Why You Need Insurance – And What Kinds You’ll Need
It's important to have certain kinds of insurance in your daily life. Here is why you need insurance, and how it can make a difference
When most people think of insurance, they think of how much it will cost, focusing on the premiums. By focusing on the wrong thing, they deprive themselves of the value of insurance with sufficient coverage. More discerning individuals, however, recognize the value of the compensation they will receive if an unforeseen accident occurs. Consequently, they shop for good insurers and ask them for the best plans.
The purpose of insurance is simple: to reduce your financial burden should you have a catastrophe, an event that causes injury or property damage. So, what kind of insurance should you get? It depends, of course, on your circumstances and potential risks. But, commonly, the two types you will need if you drive a car and have a family are auto insurance and life insurance.
Although every state requires drivers’ insurance, most only ask for minimum coverage. It will not be enough to protect your assets since it will not carry enough liability coverage to protect your assets if you have an accident.
Because driving a car is risky, you can’t afford cheap auto insurance. That’s why insurance experts recommend that you get a minimum of $100,000 per person and $300,000 an accident. Remember, this is only the recommended minimum. You can always pay more for even better coverage.
But what if you can’t get good insurance because of a DUI, a negligent driving conviction, multiple driving offenses, driving without insurance, or because you only recently reinstated your license? In that case, you will need SR22, and you can get SR22 insurance quotes online.
Despite the name, SR22 is not insurance but a certificate of financial responsibility sent to the DMV or BMV by your insurer on your behalf to say that you have the necessary coverage mandated by your court order after your violation.
Once you sign up for life insurance with an insurance company, they consider you a policyholder. As a policyholder, you must pay a premium, a monthly cost, to keep your policy active. If you get whole life insurance, it will stay active for as long as you keep paying your premiums. If you get term life insurance, it will expire after a predetermined number of years. Because it has an expiration date, it is only temporary life insurance.
How much you pay in premiums, depends on many factors, such as your age, your state of health, the length of the term, and the financial amount you’ll get.

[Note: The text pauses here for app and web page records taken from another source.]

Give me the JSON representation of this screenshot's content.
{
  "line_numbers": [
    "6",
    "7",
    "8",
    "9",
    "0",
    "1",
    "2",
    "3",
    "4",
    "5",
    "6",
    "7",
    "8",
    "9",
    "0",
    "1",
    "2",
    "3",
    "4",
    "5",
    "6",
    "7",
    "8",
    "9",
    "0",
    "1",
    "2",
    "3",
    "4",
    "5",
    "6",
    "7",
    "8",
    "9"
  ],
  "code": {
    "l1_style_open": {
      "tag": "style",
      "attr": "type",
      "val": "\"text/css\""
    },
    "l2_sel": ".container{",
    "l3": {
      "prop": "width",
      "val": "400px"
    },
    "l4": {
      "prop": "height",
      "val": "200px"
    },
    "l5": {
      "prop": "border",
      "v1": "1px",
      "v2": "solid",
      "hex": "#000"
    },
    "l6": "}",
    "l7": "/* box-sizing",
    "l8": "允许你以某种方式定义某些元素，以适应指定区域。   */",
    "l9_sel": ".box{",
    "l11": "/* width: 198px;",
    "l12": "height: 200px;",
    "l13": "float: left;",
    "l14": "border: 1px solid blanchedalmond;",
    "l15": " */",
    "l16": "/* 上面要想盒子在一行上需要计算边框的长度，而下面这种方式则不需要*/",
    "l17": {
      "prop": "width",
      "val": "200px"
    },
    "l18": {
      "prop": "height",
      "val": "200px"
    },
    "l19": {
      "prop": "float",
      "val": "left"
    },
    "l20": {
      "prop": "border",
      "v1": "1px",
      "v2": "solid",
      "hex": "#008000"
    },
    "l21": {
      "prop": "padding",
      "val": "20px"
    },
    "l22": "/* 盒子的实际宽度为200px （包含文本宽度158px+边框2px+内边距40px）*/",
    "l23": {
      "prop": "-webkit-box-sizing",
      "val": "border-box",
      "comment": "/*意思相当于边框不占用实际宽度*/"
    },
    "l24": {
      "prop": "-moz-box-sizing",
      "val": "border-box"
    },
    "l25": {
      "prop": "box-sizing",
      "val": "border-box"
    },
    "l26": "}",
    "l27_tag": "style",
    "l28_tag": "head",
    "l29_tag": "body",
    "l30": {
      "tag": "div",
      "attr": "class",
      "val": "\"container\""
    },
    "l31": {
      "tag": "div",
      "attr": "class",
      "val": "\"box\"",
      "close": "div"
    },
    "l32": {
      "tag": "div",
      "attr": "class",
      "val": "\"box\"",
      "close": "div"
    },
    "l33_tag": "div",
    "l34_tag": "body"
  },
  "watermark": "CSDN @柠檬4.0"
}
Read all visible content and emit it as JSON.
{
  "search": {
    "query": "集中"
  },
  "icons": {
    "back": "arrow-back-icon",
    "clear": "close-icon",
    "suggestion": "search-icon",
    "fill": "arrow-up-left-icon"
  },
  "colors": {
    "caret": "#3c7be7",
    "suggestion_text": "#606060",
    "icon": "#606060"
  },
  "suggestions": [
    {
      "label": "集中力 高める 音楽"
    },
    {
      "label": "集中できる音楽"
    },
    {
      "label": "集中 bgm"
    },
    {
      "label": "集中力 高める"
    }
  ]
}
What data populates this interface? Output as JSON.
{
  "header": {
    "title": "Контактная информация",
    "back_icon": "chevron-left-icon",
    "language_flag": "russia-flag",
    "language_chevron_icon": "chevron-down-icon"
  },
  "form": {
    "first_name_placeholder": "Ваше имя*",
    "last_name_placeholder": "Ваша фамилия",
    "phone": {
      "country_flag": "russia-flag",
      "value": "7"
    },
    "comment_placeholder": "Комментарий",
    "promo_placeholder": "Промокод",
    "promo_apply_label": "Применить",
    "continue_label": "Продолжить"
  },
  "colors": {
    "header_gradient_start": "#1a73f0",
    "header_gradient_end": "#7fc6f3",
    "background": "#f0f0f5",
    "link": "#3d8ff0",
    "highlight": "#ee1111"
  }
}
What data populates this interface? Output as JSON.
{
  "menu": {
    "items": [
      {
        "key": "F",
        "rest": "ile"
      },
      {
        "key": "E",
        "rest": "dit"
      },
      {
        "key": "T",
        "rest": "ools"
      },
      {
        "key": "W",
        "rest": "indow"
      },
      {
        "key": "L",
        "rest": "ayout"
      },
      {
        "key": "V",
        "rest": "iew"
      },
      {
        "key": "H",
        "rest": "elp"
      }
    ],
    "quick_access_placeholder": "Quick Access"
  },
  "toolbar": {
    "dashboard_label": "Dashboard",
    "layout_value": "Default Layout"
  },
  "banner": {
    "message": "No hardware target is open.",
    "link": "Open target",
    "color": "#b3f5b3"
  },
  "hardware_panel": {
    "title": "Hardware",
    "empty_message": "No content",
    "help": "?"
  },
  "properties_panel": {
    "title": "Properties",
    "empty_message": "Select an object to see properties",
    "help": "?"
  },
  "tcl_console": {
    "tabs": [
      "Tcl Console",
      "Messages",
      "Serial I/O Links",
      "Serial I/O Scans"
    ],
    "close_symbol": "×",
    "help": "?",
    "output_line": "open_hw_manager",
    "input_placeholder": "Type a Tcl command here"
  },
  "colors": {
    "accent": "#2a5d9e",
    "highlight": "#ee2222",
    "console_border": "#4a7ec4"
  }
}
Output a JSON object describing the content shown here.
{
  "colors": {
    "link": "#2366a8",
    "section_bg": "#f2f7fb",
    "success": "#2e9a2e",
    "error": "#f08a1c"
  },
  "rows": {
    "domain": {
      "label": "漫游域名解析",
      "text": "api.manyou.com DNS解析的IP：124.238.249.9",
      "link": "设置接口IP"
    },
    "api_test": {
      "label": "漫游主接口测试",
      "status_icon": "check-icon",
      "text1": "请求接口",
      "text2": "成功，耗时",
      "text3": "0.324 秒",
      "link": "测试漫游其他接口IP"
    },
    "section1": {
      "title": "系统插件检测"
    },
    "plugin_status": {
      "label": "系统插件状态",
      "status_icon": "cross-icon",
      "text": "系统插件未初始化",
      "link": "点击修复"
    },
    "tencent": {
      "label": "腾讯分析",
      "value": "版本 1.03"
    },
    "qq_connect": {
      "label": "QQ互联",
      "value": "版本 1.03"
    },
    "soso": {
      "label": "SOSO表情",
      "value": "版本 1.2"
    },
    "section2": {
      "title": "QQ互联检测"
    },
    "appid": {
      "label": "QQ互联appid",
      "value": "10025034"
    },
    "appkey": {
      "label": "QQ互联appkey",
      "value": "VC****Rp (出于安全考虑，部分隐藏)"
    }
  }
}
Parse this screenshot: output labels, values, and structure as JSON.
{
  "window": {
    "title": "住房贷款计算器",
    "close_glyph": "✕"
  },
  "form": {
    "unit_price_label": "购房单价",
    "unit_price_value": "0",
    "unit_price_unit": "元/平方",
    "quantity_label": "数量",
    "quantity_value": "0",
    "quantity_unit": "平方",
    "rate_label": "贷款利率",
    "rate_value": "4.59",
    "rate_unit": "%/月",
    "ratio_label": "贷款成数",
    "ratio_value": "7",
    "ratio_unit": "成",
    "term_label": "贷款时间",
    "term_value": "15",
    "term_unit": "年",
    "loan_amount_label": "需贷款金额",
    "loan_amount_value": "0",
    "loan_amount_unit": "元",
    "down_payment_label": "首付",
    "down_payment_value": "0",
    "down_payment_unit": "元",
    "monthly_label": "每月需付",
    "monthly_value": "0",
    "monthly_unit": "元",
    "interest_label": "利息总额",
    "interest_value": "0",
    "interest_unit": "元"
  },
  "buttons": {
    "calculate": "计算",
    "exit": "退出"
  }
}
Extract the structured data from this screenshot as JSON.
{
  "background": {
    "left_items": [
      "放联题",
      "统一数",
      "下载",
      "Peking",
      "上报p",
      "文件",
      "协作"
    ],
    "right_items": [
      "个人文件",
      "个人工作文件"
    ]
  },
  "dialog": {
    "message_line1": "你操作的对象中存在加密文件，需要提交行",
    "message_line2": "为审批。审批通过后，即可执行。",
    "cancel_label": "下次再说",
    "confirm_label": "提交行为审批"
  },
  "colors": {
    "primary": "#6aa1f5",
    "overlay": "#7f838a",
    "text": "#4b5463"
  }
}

What is Life Insurance?, an article by Colin Lalley, gives an example of the low monthly cost of term life insurance: A 35-year-old man in reasonably good health will only pay about $26 a month for a 20-year policy that buys $500,000 worth of insurance. Whole life insurance costs about six to ten times more but will cover your family after you die. Which option is better for you is something you will have to discuss with a life insurance agent because everybody has a different set of circumstances.
One unexpected advantage of life insurance is that it can minimize the impact of unhealthy stress on your life. As the breadwinner, you won’t have to worry about the financial struggles of your family should anything happen to you.
Balancing Cost and Risk
These two examples, auto insurance and life insurance, illustrate the value of protection. There are many other types of insurance you may need depending on your properties. For instance, if you own a home, you’ll need homeowner’s insurance or if you own a business, you’ll need business insurance.
While frugality is often a virtue, this fiscal rule of thumb doesn’t hold true for insurance. Consider the simple fact that the financial balance is in your favor—for hundreds or thousands of dollars spent on insurance premiums, you’ll receive tens of thousands or hundreds of thousands of dollars in compensation, a huge sum of money that you could not otherwise get in an emergency.